  • Timeliness: Automated systems ensure that rebates are processed and paid promptly, strengthening distributor relationships and investor confidence.

  • Scalability: As the number of funds and clients grows, automation adapts seamlessly to handle increased workload without adding significant operational overhead.

The triumvirate of digitalisation, standardisation, and automation constitutes the future of rebates in the fund distribution landscape.

Nevertheless, the elephant in the room remains the looming possibility of rebates facing a complete ban. Detractors argue that such a measure could discourage fund distributors from nurturing relationships with asset managers and providing a diverse range of funds to their clients. This concern holds validity, as open architecture and a wide spectrum of investment options are paramount for investors.

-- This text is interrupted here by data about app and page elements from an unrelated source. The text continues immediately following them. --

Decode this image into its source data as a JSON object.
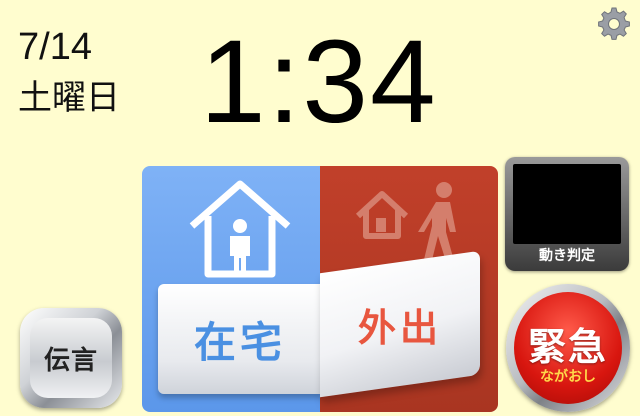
{
  "date": "7/14",
  "weekday": "土曜日",
  "clock": "1:34",
  "settings_icon": "gear-icon",
  "presence": {
    "home_label": "在宅",
    "out_label": "外出",
    "home_icon": "house-person-icon",
    "out_icon": "house-walking-person-icon",
    "home_color": "#5b97ea",
    "out_color": "#a93521",
    "state": "在宅"
  },
  "motion": {
    "label": "動き判定"
  },
  "message_button": {
    "label": "伝言"
  },
  "emergency_button": {
    "label": "緊急",
    "sub_label": "ながおし",
    "color": "#d8160f"
  }
}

In defence of rebates, proponents view them as instruments that foster open architecture. They contend that rebates grant investors access to a broader spectrum of funds and incentivise asset managers to build stronger relationships with their distributors. This, in turn, facilitates improved product education and, ultimately, guarantees that the products recommended to clients are genuinely suited to their needs.

The rebates debate exists in shades of grey, far from a black-and-white issue. It is a nuanced matter that calls for a balanced approach. The financial industry must carefully navigate the delicate balance between profit motives and ethical standards. With the right mix of regulation, technology, and innovation, rebates can continue to shape a more transparent, efficient, and investor-friendly financial landscape. The challenge lies in finding this equilibrium and ensuring that both consumers and industry stakeholders reap the benefits.

Investing in fee and distribution management technology will become a critical success factor for asset managers. Consideration should be given to outsourcing non-core functions to dedicated experts, such as FE fundinfo, to maintain lean and efficient back-office operations. Furthermore, engaging dedicated service providers with no conflict of interest, acting on behalf of multiple asset managers and leveraging economies of scale, will enhance digitalisation, standardisation, and automation.


Steffen Ahlers, Director Fee & Distribution Channel Management, FE fundinfo

This article first appeared in Professional Adviser on 6 November 2023